It never occurred to me to study anything else. I always wanted to do historical research to unpack and evaluate the sociopolitical arguments I heard around me. Growing up in a very politically diverse family, I found myself wanting to mediate and solve conflicts over Thanksgiving dinner. I also come from a very small, racially homogeneous town in Western New York, where I was told that racism essentially ended in 1965. I felt a disconnect between what my history book was telling me and the lived experiences I heard about online and decided that I would no longer take such critical information and historical contexts at face value.

What did you research for your HIST 302 course, and what did you want that research to achieve?
I researched comedic crossdressing and drag performances in television and film from 1950-1999 and tracked effects on the transgender community. I came into the project aiming to prove the real-life effects that seemingly throw-away jokes can have on marginalized individuals, and I was not disappointed. I ultimately found that performances of crossdressing aligned closely with modern rhetoric of the transgender bathroom debate of men infiltrating women's spaces and engaging in threatening voyeurism, while performances of drag often subverted (and in some cases, reinforced) societal expectations of the LGBTQ+ community. 

What interesting things/items did you come across in the course of your independent research?
My research was complicated by the unexpected finding that issues of race were still very much prevalent in the drag community and that progressive displays of gender often co-opted or discouraged non-white cultures, thus limiting the positive effects of the performance. I expected to find that the drag community during this era was a kind of utopia, but even in all-black drag spaces, the desire to appear white was still extremely pervasive.

Everything has a history: Tim Curry as Dr. Frank N. Furter in
cult classic The Rocky Horror Picture Show (1975)

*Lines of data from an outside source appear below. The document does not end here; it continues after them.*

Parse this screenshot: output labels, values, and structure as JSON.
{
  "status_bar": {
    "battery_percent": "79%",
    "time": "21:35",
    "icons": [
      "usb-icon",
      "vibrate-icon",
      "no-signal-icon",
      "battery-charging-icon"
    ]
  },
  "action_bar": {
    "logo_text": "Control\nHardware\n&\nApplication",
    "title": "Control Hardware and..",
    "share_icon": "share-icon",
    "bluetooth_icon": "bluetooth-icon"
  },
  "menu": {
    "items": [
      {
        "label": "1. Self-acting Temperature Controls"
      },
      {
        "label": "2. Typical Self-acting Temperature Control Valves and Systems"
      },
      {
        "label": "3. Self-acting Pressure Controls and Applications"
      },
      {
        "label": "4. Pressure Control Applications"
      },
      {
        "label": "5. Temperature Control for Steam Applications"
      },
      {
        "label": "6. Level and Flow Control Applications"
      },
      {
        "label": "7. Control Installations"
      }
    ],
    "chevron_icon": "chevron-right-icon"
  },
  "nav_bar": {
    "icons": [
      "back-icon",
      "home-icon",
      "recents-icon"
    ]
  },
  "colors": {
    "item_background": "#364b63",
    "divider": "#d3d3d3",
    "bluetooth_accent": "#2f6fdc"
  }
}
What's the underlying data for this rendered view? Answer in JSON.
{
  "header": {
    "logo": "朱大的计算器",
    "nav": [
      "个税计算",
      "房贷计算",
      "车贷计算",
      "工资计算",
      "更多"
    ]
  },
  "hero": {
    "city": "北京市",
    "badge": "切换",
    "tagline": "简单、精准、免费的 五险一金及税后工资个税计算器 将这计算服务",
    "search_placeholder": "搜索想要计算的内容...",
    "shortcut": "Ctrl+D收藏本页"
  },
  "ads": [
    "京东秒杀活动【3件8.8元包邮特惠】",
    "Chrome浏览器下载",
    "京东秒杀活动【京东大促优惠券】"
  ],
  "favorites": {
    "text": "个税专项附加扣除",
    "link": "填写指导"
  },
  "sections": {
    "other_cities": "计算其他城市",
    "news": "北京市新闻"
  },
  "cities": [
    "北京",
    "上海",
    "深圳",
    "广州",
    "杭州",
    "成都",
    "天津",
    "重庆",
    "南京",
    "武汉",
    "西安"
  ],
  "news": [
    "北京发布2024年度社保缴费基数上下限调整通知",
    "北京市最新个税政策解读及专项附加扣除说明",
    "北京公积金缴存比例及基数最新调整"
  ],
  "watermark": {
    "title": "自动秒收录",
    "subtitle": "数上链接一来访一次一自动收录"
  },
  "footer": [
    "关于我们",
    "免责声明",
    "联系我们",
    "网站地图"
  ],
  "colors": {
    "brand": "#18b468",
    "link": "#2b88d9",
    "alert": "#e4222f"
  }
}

Working independently on a history project calls on lots of different skills. What was the most important skill/method you had to call on during your research?
Time management cannot be stressed enough. I had never written such an extensive research paper before, and holding myself to a strict schedule and engaging in collaborative peer review with my fellow students was a huge asset in completing a successful project. I sacrificed a few Friday nights sifting through endless digital archives, but it was definitely worth it. 

What do you want to do with your degree from Geneseo?
I hope to one day work either at a national museum or as a historical researcher for political satire television like Full Frontal with Samantha Bee or Last Week Tonight with John Oliver in order to bolster the legitimacy of comedy as a medium for social reform and criticism. Regardless of where I go from here, I aim to represent the views of historically marginalized groups, and I am confident that studying history at Geneseo is the best path to help me get there.

If you could have a coffee with any person from history, who would it be and why?
I would love to have coffee with Richard Pryor. I find his stand up routines that expose the contradictions and absurdities of racism in America to be one of the most revolutionary uses of popular culture and media of all time. I would give nearly anything to hear his take on our current political climate because he was such a merciless quick thinker who allowed his opponents to back themselves into exploiting their own hypocrisy and could shatter defenses with just a look. I also think neither of us would be big coffee drinkers, but that's neither here nor there.

Tuesday, March 7, 2017

Come work with us!

Join us in the scenic Genesee Valley! The Department of History at SUNY Geneseo is seeking applicants for a Visiting Assistant Professor position in global history with a focus on East Asia, South Asia, or Africa to begin August 2017. The appointment is for one year, and there is a possibility of reappointment for an additional year.

For more information about duties, qualifications, and contact information, see the H-Net job listing.